So I wanted to play around with some anatomy-type underprinting (I like drawing skulls and skeletons anyway), and I had the idea of a prancing dog where you can see “inside” to his gold heart. The process began with sketches — and obviously the dog is based off of my dog Miguel. I researched greyhound skeletons on the internet — excuse me, greyhound skeletal structures. Googling “greyhound skeleton” brought up too much sadness (thanks, greyhound racing).
ANYWAY. Sketches. I tried different angles of the head, trying to accommodate the beard.
Once I had some sketches I was happy with, I scanned them and worked with them in Photoshop, turning the lines into shapes and using my tablet when needed. I used a combination of transparency and the multiply effect to try to simulate what I would get in the layers of printing. Once I was done in Photoshop, I had something like this, which is four layers — hearts, skeleton, under-hair, and over-hair/skin:
I knew this art was still kind of rough, but its main goal was to give me something to test the general idea with. It fit on 8.5 x 11 sheets, so I just started printing it on random paper and pieces of vellum I had. The hearts and skeleton layers were printed opaque, while the two hair layers had some transparent base mixed into the ink. Here are some of the results of the tests:
So I thought the tests were interesting and the idea worth pursuing. I didn’t like the scribbly line beard and I wasn’t totally sure about the hair underlayer (I’m still not, actually). I reworked the art, this time for 12.5 x 19 sheets — I knew from the beginning I wanted it to be this size. I played with some halftones, different lines — I really tried a lot of things. This is what I ended up with for the second round of tests:
I decided from the first round of tests I’d pursue a bright color palette. I’d gotten some fluorescent pigments and mixed some fun colors. I liked where this round of tests was going, but I still wasn’t sure about the beard, or the under-hair layer. I did like the colors on the white paper (French’s Whip Cream) and nixed the idea of colored paper. I modified the art some more, and here is where it’s at for now:
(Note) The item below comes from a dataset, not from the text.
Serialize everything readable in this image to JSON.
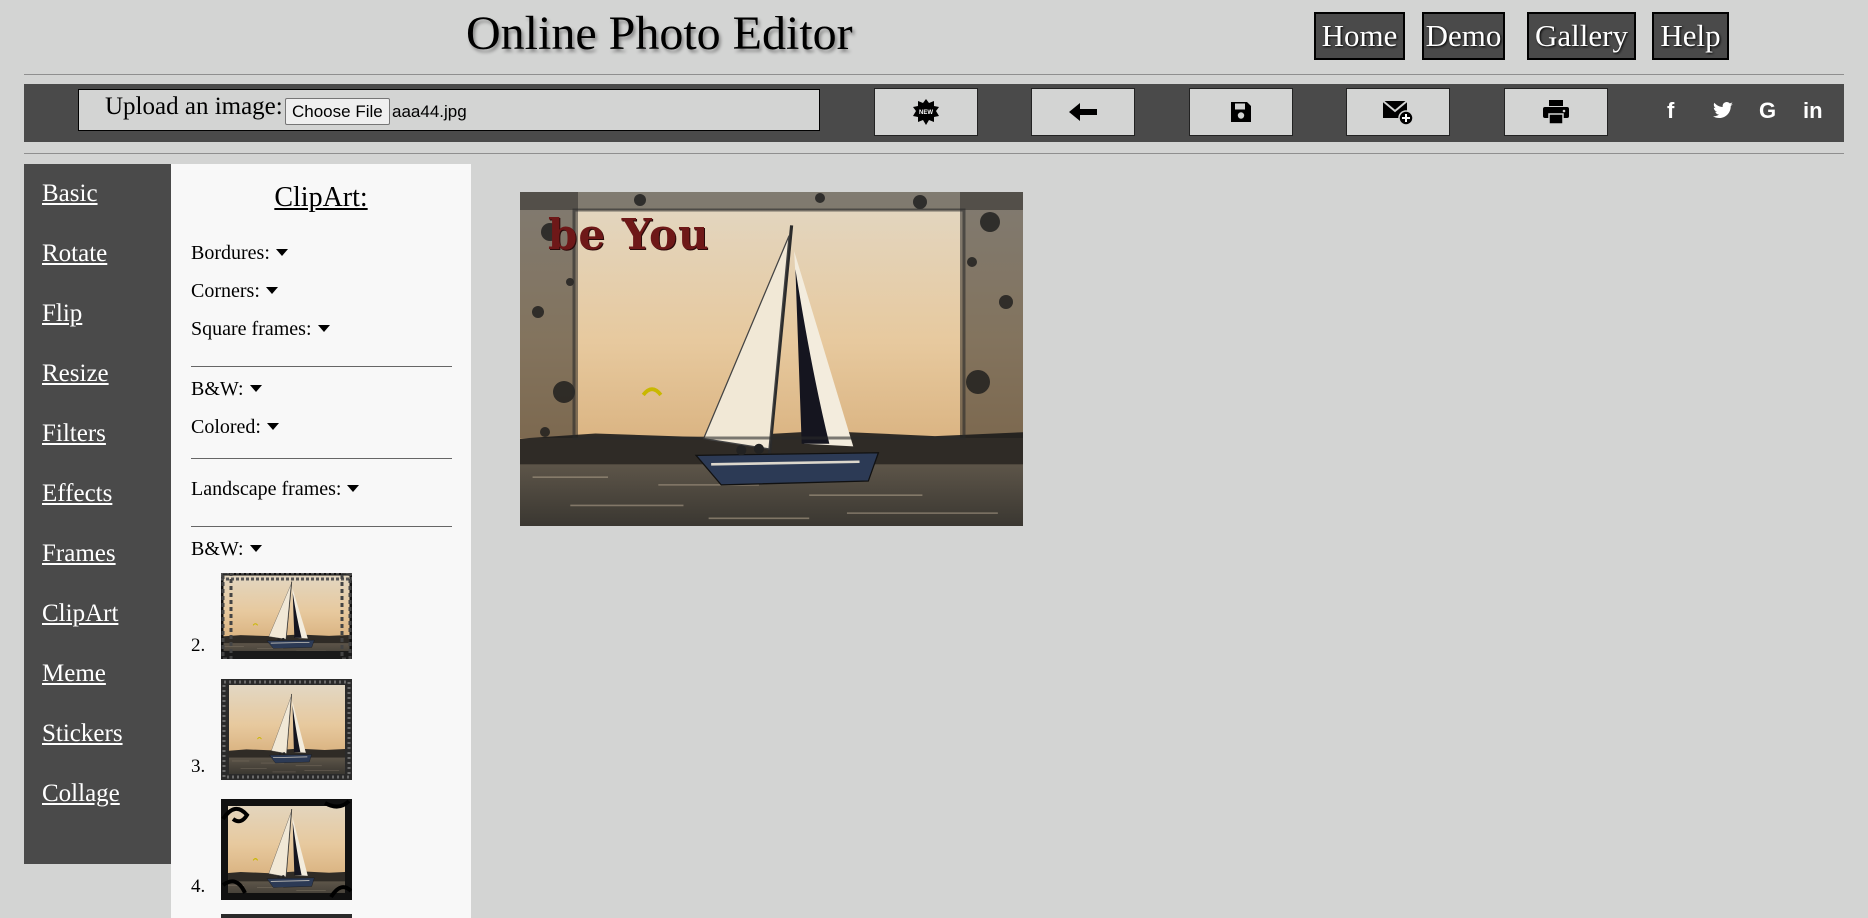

While it doesn’t feel finished, like a finished piece, I do like what’s happening with all of the layers, which was what the whole idea was based around. I am sort of missing the under-hair layer in these, and I think if it’s the right color, it won’t be too distracting, which was my fear previously. I love the colors.
I also had some issues printing this run, even though previous test runs had no problems. The first three colors went down just fine, but the last blue layer gave me some trouble. One issue I think was that I didn’t have enough adhesive on the table to keep the paper down, and there was a lot of ink in this layer. Another issue was that possibly the ink was too thin, or the screen needed a little cardboard lift under it, because I got a ghost of the image in certain areas, even if I wiped the screen down with each print. It’s a mystery. I’ll have to ask around about that.
So I think for now I will set these aside and see what happens. I’ve been feeling lately like delving into a longer-term project of some kind, instead of the one-offs I’ve been working on in the last few months. I’ve been craving cohesiveness and direction, I suppose — something to channel the energy and ideas I’ve had lately and to work more confidently within. It’s a process.